Women dominate Chicago’s annual blues festival
MUSIC REVIEW | This year’s Blues Fest no boys club
By MARK GUARINO Chicago Sun Times
An old man with a guitar, harmonica and complaint about being done wrong: This is an archetype of the blues that is repeated virtually every night in every city in every club that promotes the blues.
But at the 31st edition of Chicago’s annual blues festival, the gender role was distinctively reversed. Headliners at the Petrillo Music Shell stage this year were predominantly women. And they were not just from different generations, but also from different points on the map: Shirley Johnson (Chicago), Trudy Lynn (Houston), Bettye LaVette (Detroit) and Sharon Jones (Brooklyn), the headliners each night, create an impromptu sisterhood bonded by songs that underscore how cheating and heartbreak isn’t gender specific.
Another voice added to the chorus despite not being there in person was Koko Taylor, the presiding vocalist of Chicago blues. She was put to rest Friday, the same day the festival opened its gates. The iconic singer died earlier this month, almost one year after headlining last year’s festival. Her voice and spirit became an indomitable part of this year’s fest. A temporary wall erected in her honor on Columbus Drive allowed fans to write memorials. Taylor’s portrait was displayed on stage at the Petrillo Music Shell.

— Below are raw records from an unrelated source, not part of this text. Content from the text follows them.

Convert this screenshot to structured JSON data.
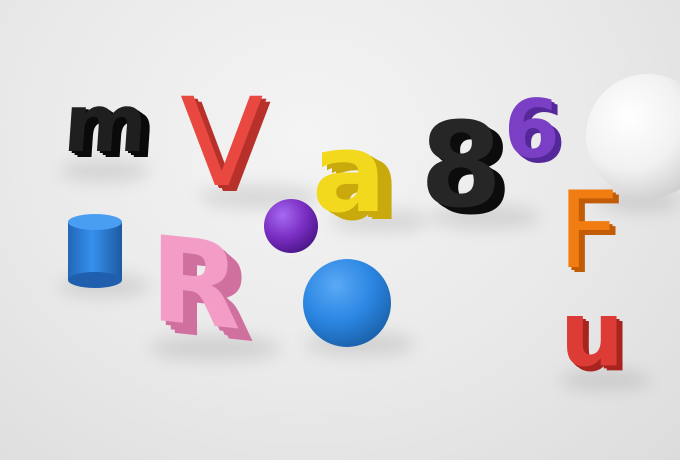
{
  "scene": {
    "background": "#e8e8e8",
    "objects": [
      {
        "kind": "letter",
        "text": "m",
        "color": "#1f1f1f",
        "shade": "#0a0a0a"
      },
      {
        "kind": "letter",
        "text": "V",
        "color": "#e8483f",
        "shade": "#b8302a"
      },
      {
        "kind": "letter",
        "text": "a",
        "color": "#f2d91e",
        "shade": "#c9a90c"
      },
      {
        "kind": "letter",
        "text": "8",
        "color": "#262626",
        "shade": "#0c0c0c"
      },
      {
        "kind": "letter",
        "text": "6",
        "color": "#7a3fc4",
        "shade": "#55289a"
      },
      {
        "kind": "letter",
        "text": "F",
        "color": "#f07c12",
        "shade": "#c25c05"
      },
      {
        "kind": "letter",
        "text": "u",
        "color": "#dd3b35",
        "shade": "#a8241f"
      },
      {
        "kind": "letter",
        "text": "R",
        "color": "#f29cc6",
        "shade": "#d0709f"
      },
      {
        "kind": "sphere",
        "name": "white-sphere",
        "color": "#ffffff"
      },
      {
        "kind": "sphere",
        "name": "purple-sphere",
        "color": "#7b2fc4"
      },
      {
        "kind": "sphere",
        "name": "blue-sphere",
        "color": "#2b86e2"
      },
      {
        "kind": "cylinder",
        "name": "blue-cylinder",
        "color": "#2f7fd9"
      }
    ]
  }
}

To her friends, Taylor was not far away.
“She was a genuine woman, she was not a phony woman. She loved her fans,” said Marie Dixon, who runs the Blues Heaven Foundation. Dixon is the widow of Willie Dixon, the late songwriter, performer and producer responsible for launching Taylor’s career in the mid-1960’s after giving her his song, “Wang Dang Doodle” to sing.
Marie Dixon said she talked with Taylor almost every day and they regularly made seafood dinners together.
“It’s not a loss. She’ll go on like Ma Rainey, Big Bill Broonzy, Cab Calloway. She’ll never die,” said Dixon. “I’m happy I knew her as well as her immediate family.”
At Petrillo, Taylor was celebrated in spirit and song. Trudy Lynn, whose brawny voice was as expansive as her band, the horn-checkered Chicago Rhythm and Blues Kings, performed in Taylor’s testimonial style. “Come to Mama” was dedicated to the late singer, who Lynn said was an inspiration. The tension Taylor created between lusty invitations and hurtful confessions never wavered; she kept the line tight and the audience rapt.
Jessi Williams, from Chicago, did not ache that bad; dressed in silver lame dress, she referenced the sunny girl groups of the 1960’s, complete with syncopated dance moves and three dancer-vocalists. To end, they collectively summoned Tina Turner’s signature dance moves on — what else? — “Proud Mary.”
Saturday’s closer was the late bloomer Bettye LaVette, who, at age 63 and in the 48th year of her career, is a genuine star whose catwalks and vocal delivery offered tenderness and thrills. She took “a senior moment” to sit in a yoga position and sing Willie Nelson’s “Somebody Pick Up My Pieces.”
LaVette covered wide ground in her 70-minute set, from rock workouts to early R&B ballads from her younger years to an a capella cover of Sinead O’Connor’s “I Do Not Want What I Haven’t Got.” The maturity of her delivery gave the repeated singing of just one word — “please” — an encyclopedic range of interpretive hurt. Later, she slinked from one wing of the stage to the other, ending by singing while hugging the shoulder of a sign language interpreter. The moment was so unscripted and carefree everyone was at a loss for words.
Mark Guarino is a free-lance writer. Visit www.mark-guarino.com.